Part 2 of this book focuses on practical methods for applying the principles outlined in the first part. While the aim of these chapters is to provide practical guidance, the focus remains on changing how you think, and illustrating how each of the principles in the first part of the book may be put into practice. Throughout the book, I’ve developed exercises you can use to apply what you’ve learned. I have developed most of these over a number of years and have used them in mentoring, coaching and training sessions with colleagues who have found them transformative.
I have illustrated the book with stories from my own experience to show the real life applicability of the principles outlined in part 1. In doing so, I don’t intend to hold myself up us an example to follow.
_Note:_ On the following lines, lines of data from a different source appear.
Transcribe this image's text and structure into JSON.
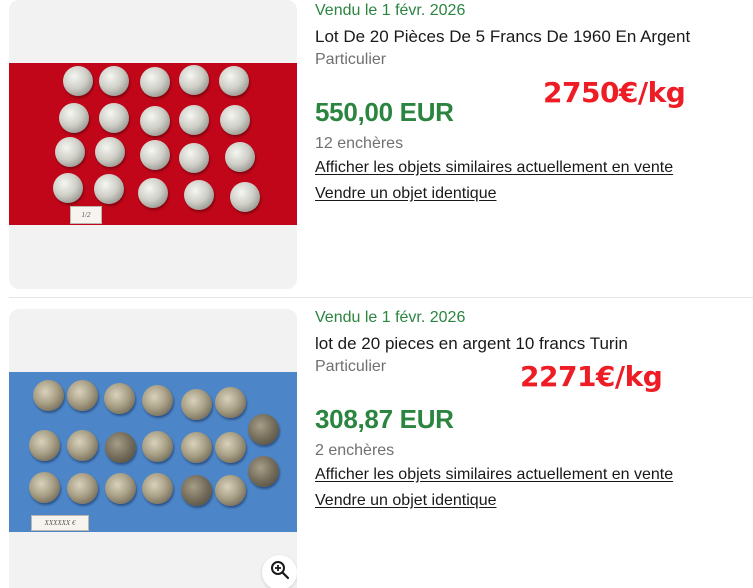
{
  "listings": [
    {
      "sold_date": "Vendu le 1 févr. 2026",
      "title": "Lot De 20 Pièces De 5 Francs De 1960 En Argent",
      "seller_type": "Particulier",
      "price": "550,00 EUR",
      "bids": "12 enchères",
      "similar_link": "Afficher les objets similaires actuellement en vente",
      "sell_link": "Vendre un objet identique",
      "price_per_kg": "2750€/kg",
      "photo_tag": "1/2"
    },
    {
      "sold_date": "Vendu le 1 févr. 2026",
      "title": "lot de 20 pieces en argent 10 francs Turin",
      "seller_type": "Particulier",
      "price": "308,87 EUR",
      "bids": "2 enchères",
      "similar_link": "Afficher les objets similaires actuellement en vente",
      "sell_link": "Vendre un objet identique",
      "price_per_kg": "2271€/kg",
      "photo_tag": "XXXXXX €",
      "zoom_icon": "zoom-in-icon"
    }
  ],
  "colors": {
    "sold_green": "#2b8540",
    "price_green": "#2b8540",
    "annotation_red": "#ee1c24",
    "photo_bg_1": "#c1061a",
    "photo_bg_2": "#4d86c8"
  }
}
Rather, I hope to show that I am just as fallible, error-prone and human as every other researcher. Each of us has many barriers to overcome if we are to reach our goals. I hope that by sharing part of my personal story, I may spur others to find new ways of overcoming the unique barriers that face them. I hope that by integrating insights from my own experience with lessons from the literature and from those I interviewed for this book, I have developed principles that are sufficiently broad and deep to apply in your own unique circumstances.
I believe that researchers need these ideas now more than ever before. More and more PhDs are being awarded, but the rate of funding and jobs isn’t keeping pace, which is driving increased and intense competition. Finding ways to become more productive may help early career researchers secure a long-term academic role. For those who have secured such a role, the pressures are different but no less intense. More than a third of UK academics responding to a 2012 survey said that they worked more than 50 hours a week. Two years later, that figure had risen to 41%, and by 2016, academics were working 51 hours per week on average. Figures are similar in the United States, with postdocs working 51 hours per week and faculty staff working 55 hours per week.
For most of us, that would be fine if we felt we were actually achieving what we wanted. Sadly, most of us are familiar with the feeling of leaving work with a “to do” list that is longer than when we started the day. As a result, most researchers I know regularly work many evenings and weekends. This is often the only time they can find to do some of the most important parts of their job, like writing, after their working day has been eaten up by endless administrative tasks, teaching and emails. An ex-colleague of mine recently told me how he had taken a 40% pay cut by going part-time so he could get his evenings and weekends back (he now works 40 hours a week).
It doesn’t have to be like this. It is possible to do more and better research, and get your life back. It took me half my career to work it out, but I now know how I and many other researchers have done it. This book explains how you can do it too.
Read the full version of this chapter and buy the book at here